**What to produce:**
For each line of the data below that includes the string "spaces", count one, and answer with the sum only.

Records from a data source:
++++
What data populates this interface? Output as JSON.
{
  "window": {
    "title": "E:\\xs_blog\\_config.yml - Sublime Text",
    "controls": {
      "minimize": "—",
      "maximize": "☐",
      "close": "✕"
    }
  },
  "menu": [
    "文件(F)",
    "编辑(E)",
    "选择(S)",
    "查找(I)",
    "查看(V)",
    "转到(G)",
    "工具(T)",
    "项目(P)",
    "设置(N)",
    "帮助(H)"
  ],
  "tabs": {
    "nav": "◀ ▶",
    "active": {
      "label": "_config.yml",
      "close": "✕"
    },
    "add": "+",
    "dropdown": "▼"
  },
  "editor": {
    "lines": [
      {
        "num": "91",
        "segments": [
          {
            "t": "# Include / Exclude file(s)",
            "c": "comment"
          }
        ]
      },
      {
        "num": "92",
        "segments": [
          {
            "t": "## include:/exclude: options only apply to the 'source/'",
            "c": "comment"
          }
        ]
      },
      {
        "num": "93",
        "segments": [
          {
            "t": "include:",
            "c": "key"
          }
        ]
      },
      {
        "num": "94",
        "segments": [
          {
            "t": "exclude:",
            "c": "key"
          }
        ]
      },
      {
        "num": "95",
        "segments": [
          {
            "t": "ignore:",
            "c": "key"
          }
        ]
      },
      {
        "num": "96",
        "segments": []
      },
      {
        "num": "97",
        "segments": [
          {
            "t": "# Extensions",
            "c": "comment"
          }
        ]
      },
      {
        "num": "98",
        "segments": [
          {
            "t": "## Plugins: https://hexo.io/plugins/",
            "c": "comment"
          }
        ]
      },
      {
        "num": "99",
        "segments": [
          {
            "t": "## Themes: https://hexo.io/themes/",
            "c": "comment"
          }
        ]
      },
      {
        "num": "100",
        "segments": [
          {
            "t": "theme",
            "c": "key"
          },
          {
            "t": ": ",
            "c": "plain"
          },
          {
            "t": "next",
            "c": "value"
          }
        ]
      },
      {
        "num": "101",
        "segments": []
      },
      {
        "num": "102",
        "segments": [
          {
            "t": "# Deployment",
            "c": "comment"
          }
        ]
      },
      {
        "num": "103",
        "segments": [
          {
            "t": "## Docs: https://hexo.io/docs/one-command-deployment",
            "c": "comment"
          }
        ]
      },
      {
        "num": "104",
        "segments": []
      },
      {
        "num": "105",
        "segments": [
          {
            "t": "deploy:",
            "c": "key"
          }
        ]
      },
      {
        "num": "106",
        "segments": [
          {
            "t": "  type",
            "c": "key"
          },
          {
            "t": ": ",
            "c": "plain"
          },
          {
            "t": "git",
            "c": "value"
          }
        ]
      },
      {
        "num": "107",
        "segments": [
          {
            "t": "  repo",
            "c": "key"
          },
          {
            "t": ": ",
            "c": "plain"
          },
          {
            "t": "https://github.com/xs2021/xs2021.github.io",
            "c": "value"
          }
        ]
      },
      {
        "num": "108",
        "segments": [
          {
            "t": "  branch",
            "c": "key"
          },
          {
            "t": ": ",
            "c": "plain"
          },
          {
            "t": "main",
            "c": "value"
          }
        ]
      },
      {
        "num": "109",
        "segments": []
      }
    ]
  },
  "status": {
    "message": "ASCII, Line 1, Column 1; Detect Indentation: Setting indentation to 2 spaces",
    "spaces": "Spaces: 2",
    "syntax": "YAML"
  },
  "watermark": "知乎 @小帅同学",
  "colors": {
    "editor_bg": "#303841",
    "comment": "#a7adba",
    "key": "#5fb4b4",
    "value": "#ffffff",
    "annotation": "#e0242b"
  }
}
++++
**Answer to this exercise:**
2